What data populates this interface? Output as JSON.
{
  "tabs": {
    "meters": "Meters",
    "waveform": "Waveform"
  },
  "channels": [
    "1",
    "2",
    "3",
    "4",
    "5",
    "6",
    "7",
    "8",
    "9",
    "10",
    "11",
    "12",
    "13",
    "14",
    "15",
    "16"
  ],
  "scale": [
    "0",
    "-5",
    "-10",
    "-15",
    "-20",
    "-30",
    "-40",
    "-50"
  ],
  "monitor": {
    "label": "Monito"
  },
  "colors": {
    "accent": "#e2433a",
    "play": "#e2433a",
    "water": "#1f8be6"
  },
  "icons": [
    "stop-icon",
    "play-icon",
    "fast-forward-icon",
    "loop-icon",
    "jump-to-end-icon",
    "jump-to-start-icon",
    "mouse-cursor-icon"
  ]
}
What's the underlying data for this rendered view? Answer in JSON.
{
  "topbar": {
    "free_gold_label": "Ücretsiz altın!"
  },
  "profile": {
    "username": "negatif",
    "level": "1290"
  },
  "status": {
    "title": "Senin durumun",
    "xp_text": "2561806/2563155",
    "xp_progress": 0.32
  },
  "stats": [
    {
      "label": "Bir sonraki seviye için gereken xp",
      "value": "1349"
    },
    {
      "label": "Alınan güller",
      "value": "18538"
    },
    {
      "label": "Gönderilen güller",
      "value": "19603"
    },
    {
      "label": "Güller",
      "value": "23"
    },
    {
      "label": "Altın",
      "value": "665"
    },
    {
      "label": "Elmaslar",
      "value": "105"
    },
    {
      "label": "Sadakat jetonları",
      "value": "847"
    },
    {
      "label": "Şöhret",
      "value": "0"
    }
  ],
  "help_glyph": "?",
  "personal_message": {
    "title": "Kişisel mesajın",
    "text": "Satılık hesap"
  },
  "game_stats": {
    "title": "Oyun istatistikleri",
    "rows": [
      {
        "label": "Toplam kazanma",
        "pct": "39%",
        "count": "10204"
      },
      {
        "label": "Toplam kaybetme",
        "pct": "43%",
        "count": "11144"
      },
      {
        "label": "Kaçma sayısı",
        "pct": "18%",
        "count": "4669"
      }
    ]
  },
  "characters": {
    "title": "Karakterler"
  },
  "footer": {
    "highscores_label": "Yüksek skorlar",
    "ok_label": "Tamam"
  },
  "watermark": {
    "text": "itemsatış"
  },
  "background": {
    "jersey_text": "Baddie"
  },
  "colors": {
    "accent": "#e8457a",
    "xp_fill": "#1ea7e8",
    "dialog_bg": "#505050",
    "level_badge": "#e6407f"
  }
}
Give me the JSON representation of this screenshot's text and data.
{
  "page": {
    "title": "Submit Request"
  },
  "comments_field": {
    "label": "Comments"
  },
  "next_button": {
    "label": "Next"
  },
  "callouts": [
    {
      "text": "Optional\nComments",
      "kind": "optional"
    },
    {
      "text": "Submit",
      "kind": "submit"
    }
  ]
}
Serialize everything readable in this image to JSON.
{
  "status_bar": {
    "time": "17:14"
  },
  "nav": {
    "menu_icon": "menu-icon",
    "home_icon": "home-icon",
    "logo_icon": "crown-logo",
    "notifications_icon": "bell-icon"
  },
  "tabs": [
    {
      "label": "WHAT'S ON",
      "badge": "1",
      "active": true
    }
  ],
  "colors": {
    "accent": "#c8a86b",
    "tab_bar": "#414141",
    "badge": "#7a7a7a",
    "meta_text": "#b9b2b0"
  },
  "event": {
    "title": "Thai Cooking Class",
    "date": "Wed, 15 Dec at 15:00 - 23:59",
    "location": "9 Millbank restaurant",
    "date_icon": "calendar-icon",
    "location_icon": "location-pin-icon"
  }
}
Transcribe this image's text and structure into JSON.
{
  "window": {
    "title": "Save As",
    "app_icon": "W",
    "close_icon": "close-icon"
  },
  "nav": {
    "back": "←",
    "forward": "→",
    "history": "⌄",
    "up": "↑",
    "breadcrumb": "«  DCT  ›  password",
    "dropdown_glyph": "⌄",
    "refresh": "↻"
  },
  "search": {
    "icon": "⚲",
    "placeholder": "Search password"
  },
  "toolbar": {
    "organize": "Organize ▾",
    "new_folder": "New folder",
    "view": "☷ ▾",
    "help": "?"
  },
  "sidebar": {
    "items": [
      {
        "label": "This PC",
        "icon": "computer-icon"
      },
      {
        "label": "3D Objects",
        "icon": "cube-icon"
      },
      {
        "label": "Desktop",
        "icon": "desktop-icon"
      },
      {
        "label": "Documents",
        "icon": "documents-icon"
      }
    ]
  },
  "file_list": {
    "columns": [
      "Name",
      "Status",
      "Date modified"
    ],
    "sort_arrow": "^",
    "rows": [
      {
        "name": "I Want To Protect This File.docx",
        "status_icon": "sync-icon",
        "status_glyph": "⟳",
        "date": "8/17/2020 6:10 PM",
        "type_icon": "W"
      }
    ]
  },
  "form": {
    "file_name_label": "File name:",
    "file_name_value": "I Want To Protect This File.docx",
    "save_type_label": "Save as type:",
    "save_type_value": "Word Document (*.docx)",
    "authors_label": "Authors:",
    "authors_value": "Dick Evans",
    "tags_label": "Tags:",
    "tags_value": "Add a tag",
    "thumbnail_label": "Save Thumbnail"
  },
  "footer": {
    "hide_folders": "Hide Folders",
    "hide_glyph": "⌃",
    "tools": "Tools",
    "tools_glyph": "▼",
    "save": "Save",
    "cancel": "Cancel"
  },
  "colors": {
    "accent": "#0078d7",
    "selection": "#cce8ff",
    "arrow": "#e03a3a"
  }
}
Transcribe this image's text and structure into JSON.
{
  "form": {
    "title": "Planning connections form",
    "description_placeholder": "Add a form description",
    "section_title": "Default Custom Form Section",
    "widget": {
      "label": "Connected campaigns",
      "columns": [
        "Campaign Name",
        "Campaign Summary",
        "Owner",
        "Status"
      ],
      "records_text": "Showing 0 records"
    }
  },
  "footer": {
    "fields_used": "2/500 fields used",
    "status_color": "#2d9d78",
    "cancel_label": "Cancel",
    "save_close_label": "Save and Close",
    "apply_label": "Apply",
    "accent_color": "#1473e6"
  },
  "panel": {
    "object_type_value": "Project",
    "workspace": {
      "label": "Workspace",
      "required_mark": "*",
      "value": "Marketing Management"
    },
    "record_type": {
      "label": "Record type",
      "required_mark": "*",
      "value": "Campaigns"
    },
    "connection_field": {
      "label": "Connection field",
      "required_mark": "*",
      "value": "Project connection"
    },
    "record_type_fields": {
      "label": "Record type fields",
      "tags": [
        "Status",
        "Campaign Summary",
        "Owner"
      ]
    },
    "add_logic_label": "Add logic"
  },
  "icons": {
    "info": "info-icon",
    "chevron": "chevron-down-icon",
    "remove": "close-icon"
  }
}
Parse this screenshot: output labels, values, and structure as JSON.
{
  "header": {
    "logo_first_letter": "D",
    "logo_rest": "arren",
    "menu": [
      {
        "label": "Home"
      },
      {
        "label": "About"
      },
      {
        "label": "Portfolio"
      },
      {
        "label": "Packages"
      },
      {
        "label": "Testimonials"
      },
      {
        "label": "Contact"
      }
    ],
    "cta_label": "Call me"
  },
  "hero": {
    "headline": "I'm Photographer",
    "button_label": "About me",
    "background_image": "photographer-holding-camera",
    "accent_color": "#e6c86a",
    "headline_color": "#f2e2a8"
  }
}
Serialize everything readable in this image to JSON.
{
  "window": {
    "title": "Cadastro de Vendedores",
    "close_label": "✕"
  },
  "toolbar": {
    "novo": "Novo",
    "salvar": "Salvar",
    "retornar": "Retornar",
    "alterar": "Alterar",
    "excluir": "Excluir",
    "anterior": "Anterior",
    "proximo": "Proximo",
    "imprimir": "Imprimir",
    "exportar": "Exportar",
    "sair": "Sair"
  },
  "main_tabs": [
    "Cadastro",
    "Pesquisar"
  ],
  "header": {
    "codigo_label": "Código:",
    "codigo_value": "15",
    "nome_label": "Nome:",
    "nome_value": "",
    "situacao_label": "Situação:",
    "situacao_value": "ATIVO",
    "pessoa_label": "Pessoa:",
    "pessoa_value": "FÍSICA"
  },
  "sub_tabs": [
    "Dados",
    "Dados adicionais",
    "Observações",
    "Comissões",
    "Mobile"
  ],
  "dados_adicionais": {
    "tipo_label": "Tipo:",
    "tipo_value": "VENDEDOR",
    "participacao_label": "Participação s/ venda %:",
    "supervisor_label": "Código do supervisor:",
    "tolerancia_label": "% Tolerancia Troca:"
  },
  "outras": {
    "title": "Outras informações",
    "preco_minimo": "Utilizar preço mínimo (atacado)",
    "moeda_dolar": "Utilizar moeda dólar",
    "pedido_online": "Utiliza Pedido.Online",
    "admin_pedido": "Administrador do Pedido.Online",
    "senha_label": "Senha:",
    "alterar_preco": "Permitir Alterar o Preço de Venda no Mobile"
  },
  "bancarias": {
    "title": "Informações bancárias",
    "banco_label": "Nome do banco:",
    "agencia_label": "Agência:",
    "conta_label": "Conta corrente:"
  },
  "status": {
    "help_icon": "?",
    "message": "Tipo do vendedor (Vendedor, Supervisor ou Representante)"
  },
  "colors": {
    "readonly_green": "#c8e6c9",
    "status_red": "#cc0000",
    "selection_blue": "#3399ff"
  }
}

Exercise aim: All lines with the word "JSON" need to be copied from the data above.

Worked solution:
What data populates this interface? Output as JSON.
What's the underlying data for this rendered view? Answer in JSON.
Give me the JSON representation of this screenshot's text and data.
Serialize everything readable in this image to JSON.
Transcribe this image's text and structure into JSON.
Transcribe this image's text and structure into JSON.
Parse this screenshot: output labels, values, and structure as JSON.
Serialize everything readable in this image to JSON.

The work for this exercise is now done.